Florida has a new abortion ban after 6 weeks, but it can't go into effect yet
TALLAHASSEE, Fla. — The Republican-dominated Florida Legislature on Thursday approved a ban on abortions after six weeks of pregnancy, a proposal signed into law later in the day by GOP Gov. Ron DeSantis as he prepares for an expected presidential run.
The ban gives DeSantis a key political victory among Republican primary voters as he prepares to launch a presidential candidacy built on his national brand as a conservative standard bearer.
The governor's office said in a statement late Thursday that he had signed the legislation.
The six-week ban will take effect only if the state's current 15-week ban is upheld in an ongoing legal challenge that is before the state Supreme Court, which is controlled by conservatives.
The policy would have wider implications for abortion access throughout the South in the wake of the U.S. Supreme Court's decision last year overturning Roe v. Wade and leaving decisions about abortion access to states. Alabama, Louisiana and Mississippi have banned abortion at all stages of pregnancy, while Georgia forbids the procedure after cardiac activity can be detected, which is around six weeks.
"We have the opportunity to lead the national debate about the importance of protecting life and giving every child the opportunity to be born and find his or her purpose," said Republican Rep. Jenna Persons-Mulicka, who carried the bill in the House.
Democrats and abortion-rights groups have criticized Florida's proposal as extreme.
"This ban would prevent four million Florida women of reproductive age from accessing abortion care after six weeks — before many women even know they're pregnant," White House press secretary Karine Jean-Pierre said in a statement issued after Thursday's vote. "This ban would also impact the nearly 15 million women of reproductive age who live in abortion-banning states throughout the South, many of whom have previously relied on travel to Florida as an option to access care."
The law contains some exceptions, including to save the woman's life. Abortions for pregnancies involving rape or incest would be allowed until 15 weeks of pregnancy, provided a woman has documentation such as a restraining order or police report. DeSantis has called the rape and incest provisions sensible.
Drugs used in medication-induced abortions — which make up the majority of those provided nationally — could be dispensed only in person or by a physician under the Florida law. Separately, nationwide access to the abortion pill mifepristone is being challenged in court.
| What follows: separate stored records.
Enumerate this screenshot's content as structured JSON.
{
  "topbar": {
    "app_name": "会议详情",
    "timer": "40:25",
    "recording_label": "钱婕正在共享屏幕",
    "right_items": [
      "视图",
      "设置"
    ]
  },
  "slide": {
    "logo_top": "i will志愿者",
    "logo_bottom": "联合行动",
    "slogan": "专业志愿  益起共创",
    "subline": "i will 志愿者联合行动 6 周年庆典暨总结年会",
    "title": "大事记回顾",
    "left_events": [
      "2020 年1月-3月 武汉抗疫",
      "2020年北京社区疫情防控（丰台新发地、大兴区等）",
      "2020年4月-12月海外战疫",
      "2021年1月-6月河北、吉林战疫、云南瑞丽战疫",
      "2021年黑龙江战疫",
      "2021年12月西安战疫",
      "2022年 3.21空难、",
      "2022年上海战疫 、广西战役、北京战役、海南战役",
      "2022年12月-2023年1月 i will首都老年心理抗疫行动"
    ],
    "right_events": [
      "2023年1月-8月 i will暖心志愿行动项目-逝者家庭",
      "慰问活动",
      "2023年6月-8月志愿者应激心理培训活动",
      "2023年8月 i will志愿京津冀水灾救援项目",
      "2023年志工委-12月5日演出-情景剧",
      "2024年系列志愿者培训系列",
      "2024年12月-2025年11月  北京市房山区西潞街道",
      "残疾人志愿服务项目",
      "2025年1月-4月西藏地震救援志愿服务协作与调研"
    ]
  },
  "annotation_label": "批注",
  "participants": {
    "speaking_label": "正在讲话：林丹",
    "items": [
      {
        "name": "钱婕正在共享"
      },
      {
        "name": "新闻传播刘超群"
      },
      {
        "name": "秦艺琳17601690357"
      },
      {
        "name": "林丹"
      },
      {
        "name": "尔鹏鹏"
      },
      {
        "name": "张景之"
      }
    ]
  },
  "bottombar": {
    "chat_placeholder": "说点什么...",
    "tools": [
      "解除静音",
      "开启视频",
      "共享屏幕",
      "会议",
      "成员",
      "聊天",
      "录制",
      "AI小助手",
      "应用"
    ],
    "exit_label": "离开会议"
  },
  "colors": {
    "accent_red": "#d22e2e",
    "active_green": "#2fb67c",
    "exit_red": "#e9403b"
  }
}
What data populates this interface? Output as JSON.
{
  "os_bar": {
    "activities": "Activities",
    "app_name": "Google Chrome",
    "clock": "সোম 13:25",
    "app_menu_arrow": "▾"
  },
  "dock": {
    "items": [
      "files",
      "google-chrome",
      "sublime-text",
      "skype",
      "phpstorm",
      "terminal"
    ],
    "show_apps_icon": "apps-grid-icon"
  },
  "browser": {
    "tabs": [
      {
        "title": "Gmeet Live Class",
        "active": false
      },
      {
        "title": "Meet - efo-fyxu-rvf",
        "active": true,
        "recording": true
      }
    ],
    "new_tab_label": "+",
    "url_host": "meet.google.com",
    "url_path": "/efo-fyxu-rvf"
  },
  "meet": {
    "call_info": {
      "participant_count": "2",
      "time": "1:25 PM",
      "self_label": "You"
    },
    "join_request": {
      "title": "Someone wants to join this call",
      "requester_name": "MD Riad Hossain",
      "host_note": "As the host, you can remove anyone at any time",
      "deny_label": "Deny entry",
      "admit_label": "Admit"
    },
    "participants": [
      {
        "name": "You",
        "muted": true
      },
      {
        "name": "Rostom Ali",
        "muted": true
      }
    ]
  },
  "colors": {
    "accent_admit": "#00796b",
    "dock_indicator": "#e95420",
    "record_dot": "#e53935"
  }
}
"I can't think of any bill that's going to provide more protections to more people who are more vulnerable than this piece of legislation," said Republican Rep. Mike Beltran, who said the bill's exceptions and six-week timeframe represented a compromise.
Abortion bans are popular among some religious conservatives who are part of the GOP voting base, but the issue has motivated many others to vote for Democrats. Republicans in recent weeks and months have suffered defeats in elections centered on abortion access in states such as Kentucky, Michigan and Wisconsin.
"Have we learned nothing?" House Democratic Minority Leader Fentrice Driskell said of recent elections in other states. "Do we not listen to our constituents and to the people of Florida and what they are asking for?"
DeSantis, who often places himself on the front lines of culture war issues, had said he backs the six-week ban but had appeared uncharacteristically tepid on the bill. He has often said, "We welcome pro-life legislation," when asked about the policy.
DeSantis is expected to announce his presidential candidacy after the session ends in May, with his potential White House run in part buoyed by the conservative policies approved by the Republican supermajority in the Statehouse this year.
Democrats, without power at any level of state government, had mostly turned to stall tactics and protests to oppose the bill, which easily passed both chambers on largely party-line votes. The Senate approved it last week, and the House did so Thursday.
A Democratic senator and chairwoman of the Florida Democratic Party were arrested and charged with trespassing during a protest in Tallahassee against the six-week ban. In a last ditch move to delay the bill's passage in the House on Thursday, Democrats filed dozens of amendments to the proposal, all of which were rejected by Republicans.
"Women's health and their personal right to choose is being stolen," said Democratic Rep. Felicia Simone Robinson. "So I ask: Is Florida truly a free state?"
Copyright 2023 NPR. To see more, visit https://www.npr.org.